2. It is recommended that the American Medical Association support proposals for increased research on the problems of addiction. One of the current difficulties in formulating adequate programs is lack of knowledge which can be gained only through research. Support should be given not only to "basic" laboratory investigations but also to continuation of sociological studies, and to an intensive program of clinical research based on adequate facilities for following addicts after institutional discharge. Such research might yield results that would be valuable in areas other than addiction.

3. Clinic Plans. In view of all of the available evidence at the present time it does not seem feasible to recommend the establishment of clinics for the supply of drugs to addicts. This is true for the Eggston resolution and the plan of the New York Academy of Medicine even though there are many aspects of these plans that could be looked upon with favor. This opinion should be subject to frequent review in accordance with new scientific knowledge that may become available.

4. It is recommended that the American Medical Association continue to study the narcotic laws with the view of further clarification of the rights and duties of physicians and allied professional persons in the handling of addicts.
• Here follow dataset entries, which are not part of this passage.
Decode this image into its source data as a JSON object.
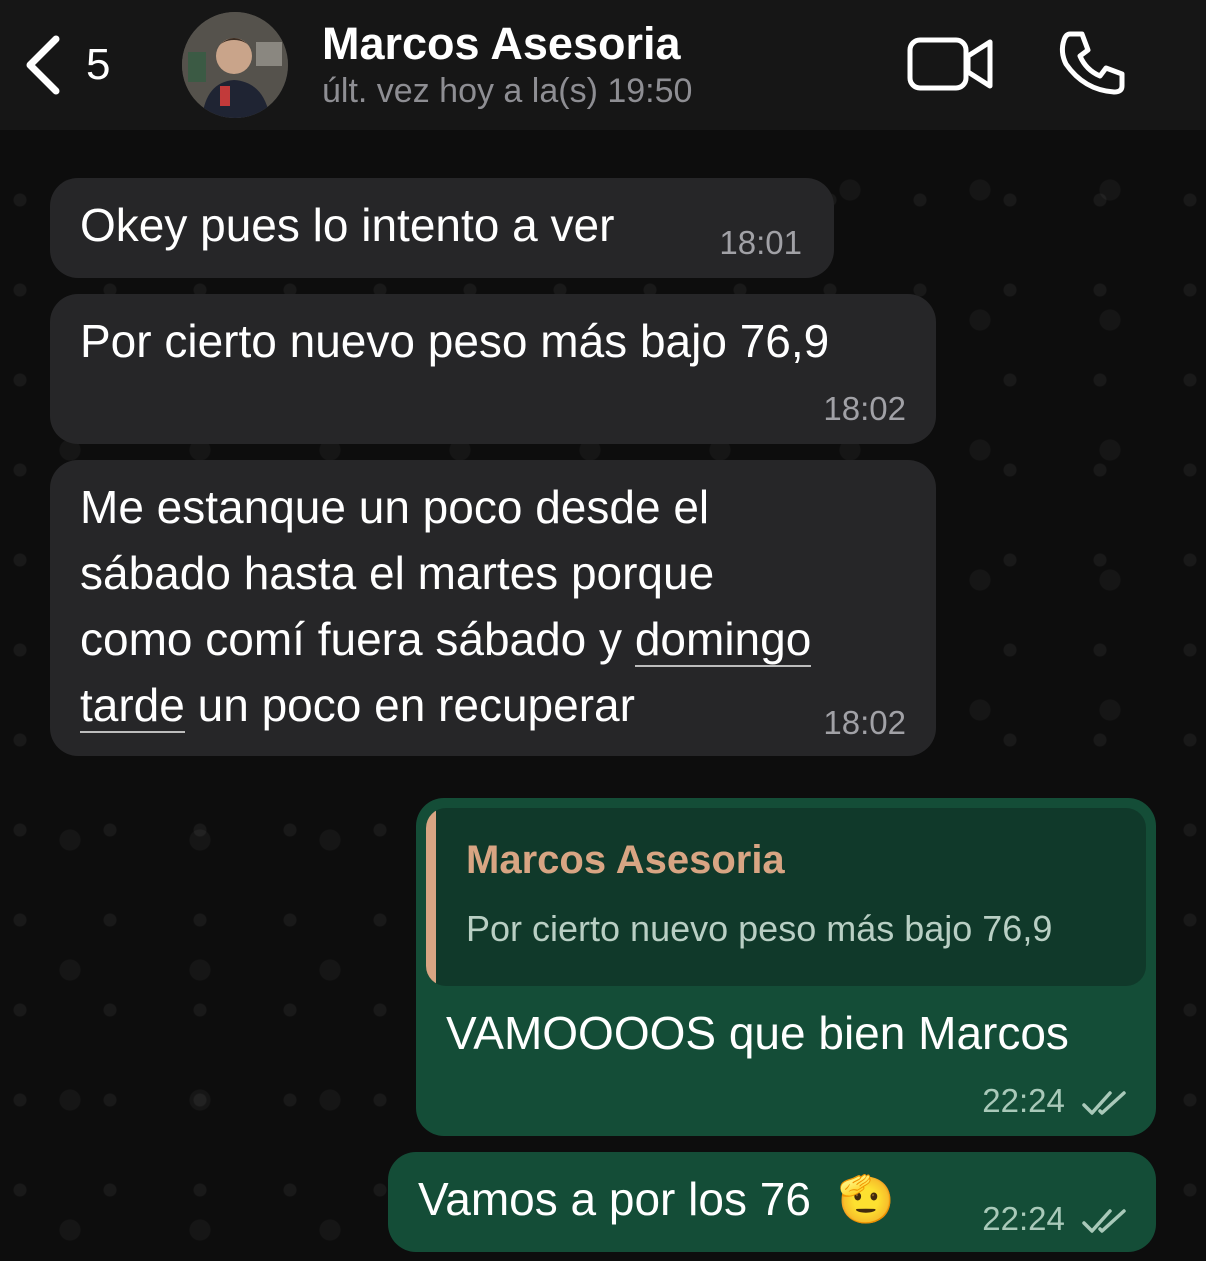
{
  "header": {
    "back_count": "5",
    "contact_name": "Marcos Asesoria",
    "last_seen": "últ. vez hoy a la(s) 19:50"
  },
  "messages": [
    {
      "direction": "incoming",
      "text": "Okey pues lo intento a ver",
      "time": "18:01"
    },
    {
      "direction": "incoming",
      "text": "Por cierto nuevo peso más bajo 76,9",
      "time": "18:02"
    },
    {
      "direction": "incoming",
      "lines": [
        "Me estanque un poco desde el",
        "sábado hasta el martes porque",
        "como comí fuera sábado y ",
        "domingo",
        "tarde",
        " un poco en recuperar"
      ],
      "time": "18:02"
    },
    {
      "direction": "outgoing",
      "quote": {
        "author": "Marcos Asesoria",
        "text": "Por cierto nuevo peso más bajo 76,9"
      },
      "text": "VAMOOOOS que bien Marcos",
      "time": "22:24",
      "status": "read"
    },
    {
      "direction": "outgoing",
      "text": "Vamos a por los 76",
      "emoji": "🫡",
      "time": "22:24",
      "status": "read"
    }
  ],
  "colors": {
    "incoming_bubble": "#262628",
    "outgoing_bubble": "#144d37",
    "quote_accent": "#d8a583",
    "header_bg": "#161616"
  }
}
The phrases in the current law "... in the course of professional practice only" and "prescription," remain vague and confusing, despite Supreme Court decisions. Regulations on dispensing drugs to addicts should be eased so that the patients can have a reasonable time to arrange their affairs prior to entering a hospital for treatment. The 1924 Resolution of the House of Delegates should be revised.

Consideration should be given to broadening the Resolution to include a plan endorsing regulations somewhat similar to those currently in force in England.